Has published 484 peer reviewed research publications; 182 as first or senior author, with over 100 on neurofibromatosis. Lead a successful bid for a Nationally funded NF2 service (_7.5 million pa) that started in 2010 and is involved in the national complex NF1 service
Maggie's research is currently funded by the NHMRC and aims to develop cell and gene therapies and epigenetic biomarkers for repeat-associated neurodegenerative diseases. She has received Young Investigator Awards in Australia and the USA, and published in internationally recognized journals. A strong advocate for STEM research, Maggie communicates about science and its role in Australia’s health and economy via social and national media. In 2013, she received an Australian Leadership Award.
Professor of Systems Biology and Genomics at the Harry Perkins Institute of Medical Research at the University of Western Australia, Perth. Studies transcriptional regulatory networks, cell-to-cell communication networks. Was scientific coordinator of the FANTOM5 project while based at RIKEN. Uses next generation sequencing protocols RNA-seq, Cap Analysis of Gene Expression, ChIP-seq etc and bioinformatic approaches to study transcriptional regulation.

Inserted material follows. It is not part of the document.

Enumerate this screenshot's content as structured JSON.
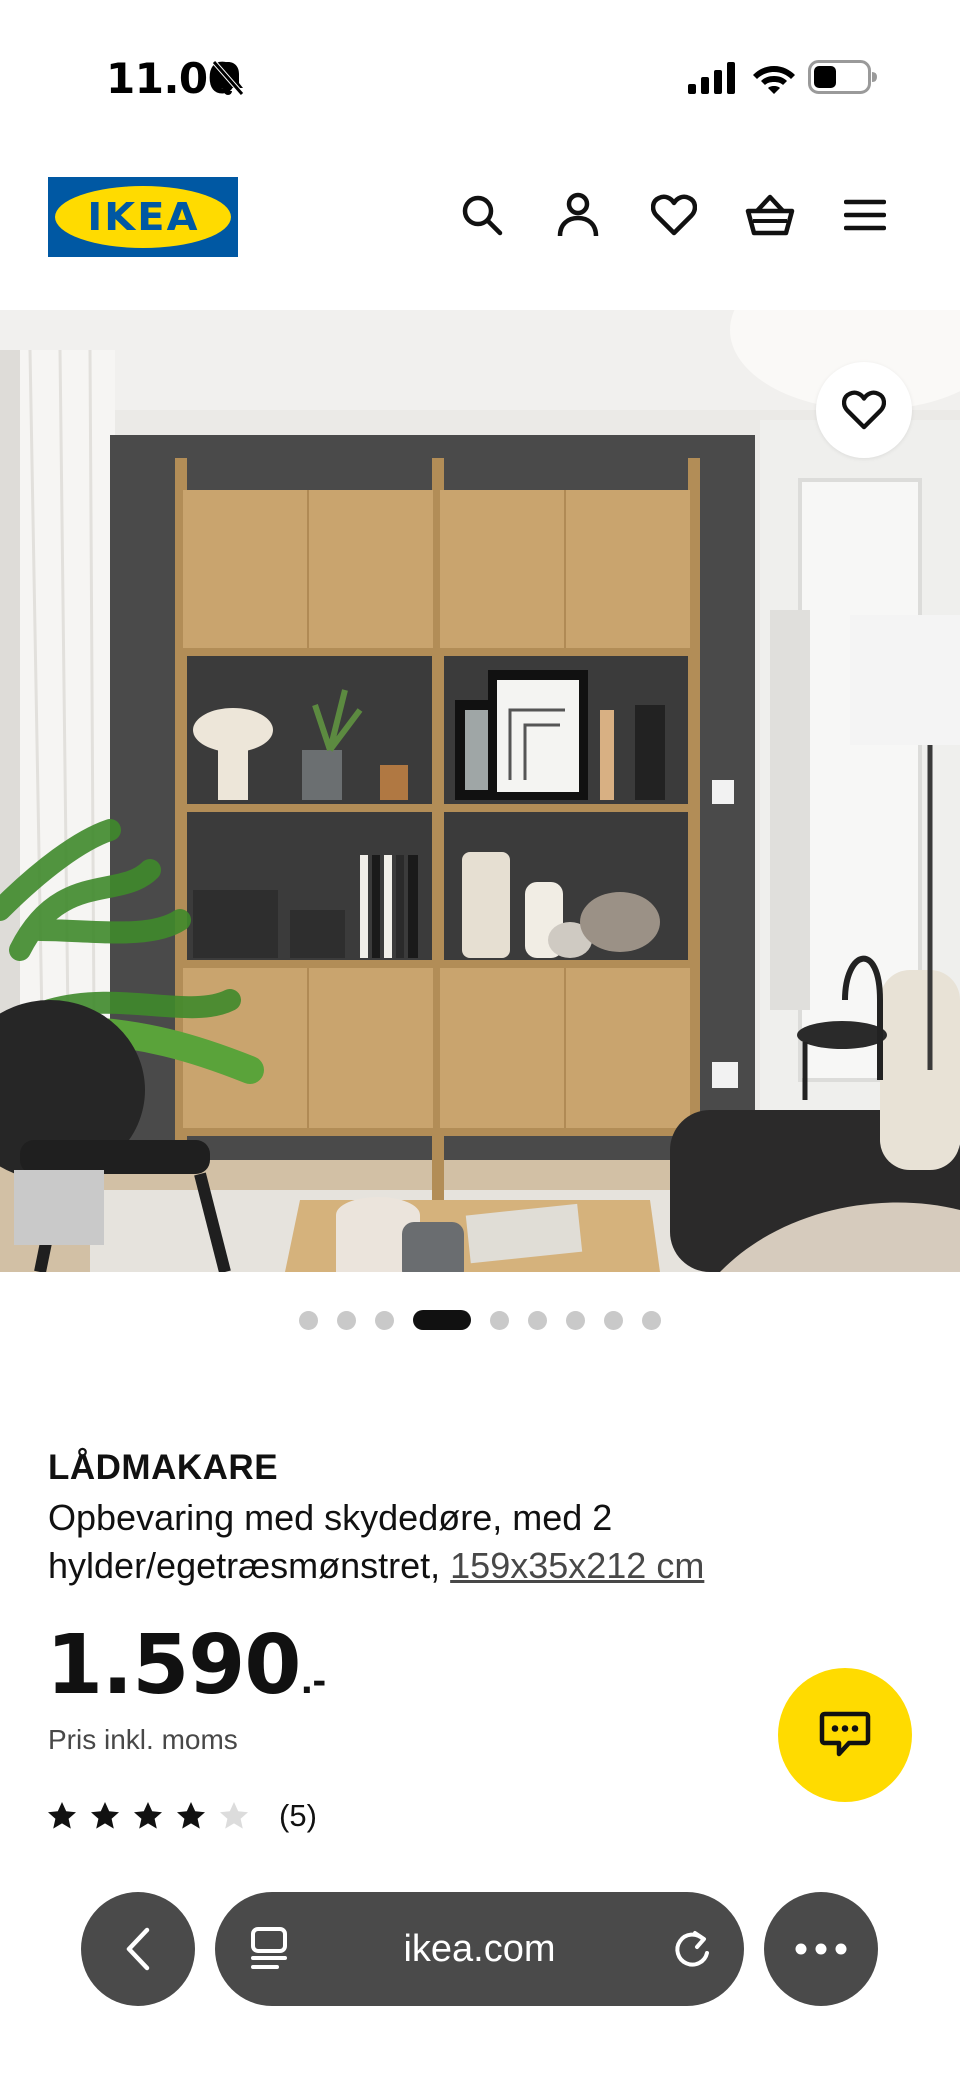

Uta Francke is Professor of Genetics and Pediatrics, Emeritus, Stanford University School of Medicine. Past President, American Society of Human Genetics; Past President, International Federation of Human Genetics Societies; March of Dimes/Colonel Harland Sanders Lifetime Achievement Award in Genetics. Recipient of the William Allan Award of the American Society of Human Genetics. Senior Medical Director, 23andMe, Inc.
Associate Professor at the Technical University of Denmark (DTU). As a senior scientist in Prof. Søren Brunak's group at the Center for Biological Sequence Analysis (CBS), I have a profound interest in different aspects of next generation sequencing (NGS) data analysis. This covers a broad spectrum of scenarios and applications. Actively involved in the Genome Denmark initiative, with two main goals: to assemble and annotate the first draft of the Danish reference genome and to identify viruses driving cancer.Other current projects include the prediction of the pathogenicity of mutations in the protein kinase superfamily for the TCGA/ICGC Pancancer initiative.
Andres Metspalu, professor of Biotechnology and Director of the Estonian Genome Center of the University of Tartu, M.D. 1976, Ph.D. 1979. He was as IREX fellow at Colombia University and Yale University in 1981-1982.
His main scientific interests are human genetics and genomics, biobanking, genetics of complex diseases, precision. He has more than 300 papers and chapters (www.biobank.ee).
He worked at EMBL, Heidelberg (1985 as a FEBS fellow), at MPI Molecular Genetics in W-Berlin (1988 as an EMBO fellow) and at University of Hamburg (1990-1991) as a DAAD fellow and with the support of EC. In 1993-1994 he was at Baylor College of Medicine, Houston, as a visiting faculty (with Dr. T. Caskey), in 2000 at IARC (Lyon) as a recipient of the International Visiting Senior Scientist Award and as a visiting fellow in CIG of University of Lausanne in 2012. From 1996 to 2008 A. Metspalu was also the head (and founder) of the Molecular Diagnostic Center of the Tartu University Hospital. Metspalu is the past (2006) president of the European Society of the Human Genetics. He is one of the founders of the P3G Consortium of Biobanks and BBMRI-ERIC. He is the member of the Science Europe Medical Committee. He has supervised more than 20 Ph.D. theses. He is serving in several national and international committees, editorial boards and has received among other awards and honors the Order of the Estonian Red Cross 3rd Class and L’Ordre des Palmes Academiques from the Republic of France.
Professor of Genetics and Nutrition at UNC Chapel Hill. Member of the Carolina Center for Genome Sciences and the Lineberger Comprehensive Cancer Center. Co-Founder of GeneSeek, the world's largest animal agricultural genotyping provider. Recipient of the 2012 Governor's Bioscience award (Bio Nebraska).